If clinical outcomes are measurable, they can be used to determine the percentage payment that a manufacturer or provider might receive. For more common conditions, one might consider the impact of a particular product or procedure on a representative group of patients and evaluate the most relevant outcomes for that condition being managed on the population of interest. It is very important to utilize outcomes that are relevant to patients and providers in these analyses and not simply outcomes that are accessible from available data. This has been a problem over the past few years because outcomes are either not standardized, or hard to assess without more clinically deep information that is difficult to collect.
It is very important to utilize outcomes that are relevant to patients and providers…and not simply outcomes that are accessible from available data.”
For rarer conditions, the problem becomes trickier because a single payer may not have a large enough sample size of treated patients to fairly assess the impact(s) of an intervention. For example, if a patient undergoes stem-cell therapy under a VBC, the results may be binary – the procedure succeeds or fails. However, if the sample size is small, the therapy provider or supplier may appear more or less successful than if the sample size were significantly larger. This creates challenges for developing reimbursement models that are fair, but still promote innovative therapies.
How may we supplement electronic health record and claims data endpoints with patient-reported outcomes, and why is this important?
The Outcome Measures Framework is a federally funded effort to develop a more standardized approach to measuring outcomes between and within different conditions. That framework, which has been vetted by hundreds of healthcare stakeholders to date, categorizes patient and clinician relevant outcomes into five domains across most conditions. One of those core domains is patient-reported outcomes (PROs); understanding the patient experience is critical to understanding the ultimate outcomes of many conditions and procedures. Supplementing electronic health records and claims data with PROs requires direct collection of information from patients. This may create administrative and patient burden but is incredibly valuable and increasingly being looked to as a means to better understand outcomes.

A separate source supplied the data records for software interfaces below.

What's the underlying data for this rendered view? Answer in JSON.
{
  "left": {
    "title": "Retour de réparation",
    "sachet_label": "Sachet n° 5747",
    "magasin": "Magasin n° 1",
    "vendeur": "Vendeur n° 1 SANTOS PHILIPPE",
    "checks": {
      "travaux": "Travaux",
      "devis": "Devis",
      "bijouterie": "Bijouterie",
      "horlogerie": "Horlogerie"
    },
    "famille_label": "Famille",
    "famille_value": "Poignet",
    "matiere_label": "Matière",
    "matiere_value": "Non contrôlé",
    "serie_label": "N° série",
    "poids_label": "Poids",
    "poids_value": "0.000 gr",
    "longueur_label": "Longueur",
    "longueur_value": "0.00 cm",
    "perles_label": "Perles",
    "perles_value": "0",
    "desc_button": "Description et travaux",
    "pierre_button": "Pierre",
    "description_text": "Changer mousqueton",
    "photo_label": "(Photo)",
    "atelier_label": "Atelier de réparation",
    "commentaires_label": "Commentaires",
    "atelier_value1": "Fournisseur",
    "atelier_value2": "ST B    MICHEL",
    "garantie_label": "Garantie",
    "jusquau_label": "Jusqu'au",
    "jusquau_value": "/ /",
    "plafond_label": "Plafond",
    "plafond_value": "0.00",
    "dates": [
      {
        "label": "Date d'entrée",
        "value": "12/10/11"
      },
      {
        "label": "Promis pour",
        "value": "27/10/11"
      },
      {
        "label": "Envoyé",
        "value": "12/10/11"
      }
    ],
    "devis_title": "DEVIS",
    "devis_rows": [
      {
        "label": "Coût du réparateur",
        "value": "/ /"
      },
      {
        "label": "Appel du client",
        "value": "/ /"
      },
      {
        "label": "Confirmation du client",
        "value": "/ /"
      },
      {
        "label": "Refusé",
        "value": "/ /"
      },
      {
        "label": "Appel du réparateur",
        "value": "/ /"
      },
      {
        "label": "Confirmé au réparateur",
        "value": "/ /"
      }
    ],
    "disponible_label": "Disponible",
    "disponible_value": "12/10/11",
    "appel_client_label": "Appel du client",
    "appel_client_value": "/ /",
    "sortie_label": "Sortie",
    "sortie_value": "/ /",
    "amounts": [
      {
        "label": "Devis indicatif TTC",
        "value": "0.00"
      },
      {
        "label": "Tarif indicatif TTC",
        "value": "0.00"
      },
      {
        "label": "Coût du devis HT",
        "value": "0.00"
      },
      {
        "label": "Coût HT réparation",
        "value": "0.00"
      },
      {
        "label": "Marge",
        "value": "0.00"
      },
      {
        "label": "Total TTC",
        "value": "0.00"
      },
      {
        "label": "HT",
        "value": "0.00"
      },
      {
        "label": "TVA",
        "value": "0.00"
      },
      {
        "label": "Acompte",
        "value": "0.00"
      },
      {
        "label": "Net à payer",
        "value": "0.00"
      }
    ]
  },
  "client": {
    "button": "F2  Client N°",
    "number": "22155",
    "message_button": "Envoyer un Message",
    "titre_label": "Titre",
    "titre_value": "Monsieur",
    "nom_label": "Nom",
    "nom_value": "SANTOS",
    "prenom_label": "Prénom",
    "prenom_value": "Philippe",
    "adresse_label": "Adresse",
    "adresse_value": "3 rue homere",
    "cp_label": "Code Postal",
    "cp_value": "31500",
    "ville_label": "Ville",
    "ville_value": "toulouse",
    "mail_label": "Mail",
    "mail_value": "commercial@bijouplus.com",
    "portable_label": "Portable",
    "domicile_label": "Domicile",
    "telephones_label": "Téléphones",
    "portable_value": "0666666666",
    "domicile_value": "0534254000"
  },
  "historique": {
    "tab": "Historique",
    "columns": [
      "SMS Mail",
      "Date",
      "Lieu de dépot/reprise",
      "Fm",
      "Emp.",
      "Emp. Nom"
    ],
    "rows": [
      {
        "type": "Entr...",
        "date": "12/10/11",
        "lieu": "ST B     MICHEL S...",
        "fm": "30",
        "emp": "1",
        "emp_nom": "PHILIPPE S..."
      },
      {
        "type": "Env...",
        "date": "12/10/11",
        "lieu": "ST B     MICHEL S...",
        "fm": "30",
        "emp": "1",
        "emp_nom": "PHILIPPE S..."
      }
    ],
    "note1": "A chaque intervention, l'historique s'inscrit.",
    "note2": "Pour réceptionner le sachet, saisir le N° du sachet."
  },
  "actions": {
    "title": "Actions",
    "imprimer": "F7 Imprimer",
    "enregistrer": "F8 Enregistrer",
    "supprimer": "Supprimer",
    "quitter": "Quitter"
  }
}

How may we standardize RWE to formulate endpoints for prospective and retrospective studies?
As mentioned, the Outcome Measures Framework – and other efforts at endpoint standardization by the FDA, National Institutes of Health (MD, USA) and other groups – are critical to our successfully using RWE to compare results between studies and/or aggregate smaller studies to answer key questions. These guidelines will also allow us to monitor the same endpoints before and after approval of drugs and devices.
What are some of the challenges associated with employing RWE and electronic/modern data sources (including wearables and social media-sourced data)?
Data sources for RWE need to be representative of the target populations that studies are seeking to draw conclusions for. Beyond technical issues with including certain electronic/modern data sources, one needs to consider if focusing on wearable or social media-sourced data introduces any biases into the data. For example, from an economic perspective, how representative are patients who have wearables?
Quality and validity in data generation is a planned, not accidental, process.”
Similarly, how demographically representative are patients who frequent certain social media platforms? How can information entered on certain social media sites be validated? These questions need to be rigorously answered as we begin to include and employ these important, but sometimes inherently biased or flawed, data sources.
How may we work towards generating data that increasingly high quality and valid?
Quality and validity in data generation is a planned, not accidental, process. If we aggregate information without intent or purpose, we will end up with data exhaust and poor-quality data. Data needs to be gathered intentionally – leveraging existing sources wherever possible – with clear plans and efforts to ensure quality at every stage.
How do you see the use of RWE evolving in the future?
I believe that the use, and perceived value, of RWE will dramatically increase in the future as we increase the clinical relevance, representativeness, scale and quality of the real-world data being utilized, and stakeholders become more familiar with the value and limitations of such data. I think we are still only scratching the surface of the use of high-quality real-world data in drug discovery, clinical development, peri- and post-approval research, market access, value-based care, personalized medicine and decision support. The opportunities for RWE use are enormous, but the technical and scientific challenges are very real.
Richard Gliklich is an employee and shareholder in OM1, Inc.